• WORK ITEM
In the records below, find the lines that include "über" and copy each.

• THE DATA
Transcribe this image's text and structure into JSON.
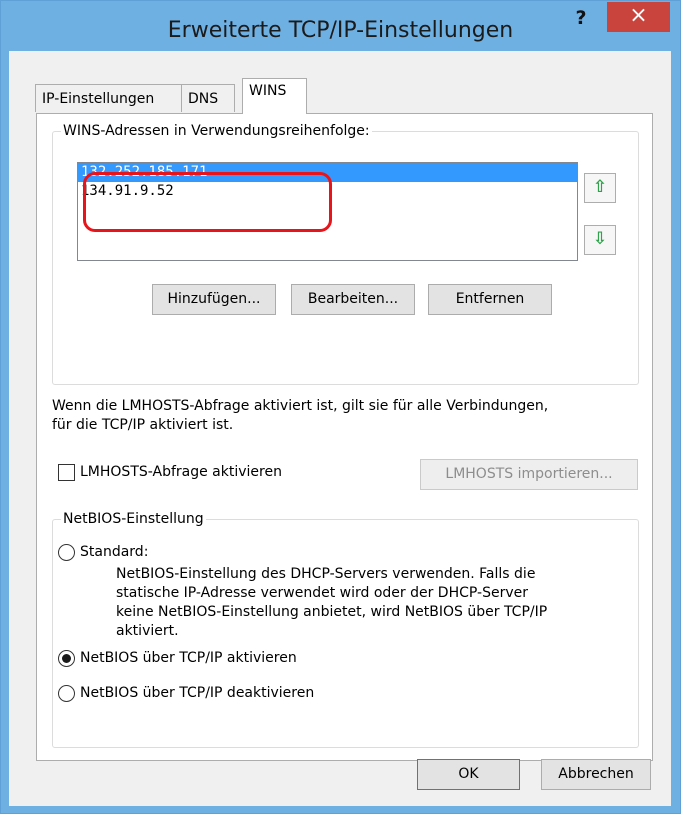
{
  "window": {
    "title": "Erweiterte TCP/IP-Einstellungen",
    "help_label": "?",
    "close_label": "×"
  },
  "tabs": [
    {
      "label": "IP-Einstellungen",
      "active": false
    },
    {
      "label": "DNS",
      "active": false
    },
    {
      "label": "WINS",
      "active": true
    }
  ],
  "wins": {
    "group_label": "WINS-Adressen in Verwendungsreihenfolge:",
    "addresses": [
      "132.252.185.171",
      "134.91.9.52"
    ],
    "selected_index": 0,
    "move_up_icon": "⇧",
    "move_down_icon": "⇩",
    "add_label": "Hinzufügen...",
    "edit_label": "Bearbeiten...",
    "remove_label": "Entfernen"
  },
  "lmhosts": {
    "info_line1": "Wenn die LMHOSTS-Abfrage aktiviert ist, gilt sie für alle Verbindungen,",
    "info_line2": "für die TCP/IP aktiviert ist.",
    "checkbox_label": "LMHOSTS-Abfrage aktivieren",
    "checked": false,
    "import_label": "LMHOSTS importieren..."
  },
  "netbios": {
    "group_label": "NetBIOS-Einstellung",
    "standard_label": "Standard:",
    "standard_desc": [
      "NetBIOS-Einstellung des DHCP-Servers verwenden. Falls die",
      "statische IP-Adresse verwendet wird oder der DHCP-Server",
      "keine NetBIOS-Einstellung anbietet, wird NetBIOS über TCP/IP",
      "aktiviert."
    ],
    "enable_label": "NetBIOS über TCP/IP aktivieren",
    "disable_label": "NetBIOS über TCP/IP deaktivieren",
    "selected": "enable"
  },
  "footer": {
    "ok_label": "OK",
    "cancel_label": "Abbrechen"
  },
  "colors": {
    "titlebar": "#6fb0e3",
    "close": "#c8443c",
    "selection": "#3399ff",
    "annotation": "#e8141b",
    "arrow": "#2fa14a"
  }
}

• THE COMPLETED TASK
      "keine NetBIOS-Einstellung anbietet, wird NetBIOS über TCP/IP",
    "enable_label": "NetBIOS über TCP/IP aktivieren",
    "disable_label": "NetBIOS über TCP/IP deaktivieren",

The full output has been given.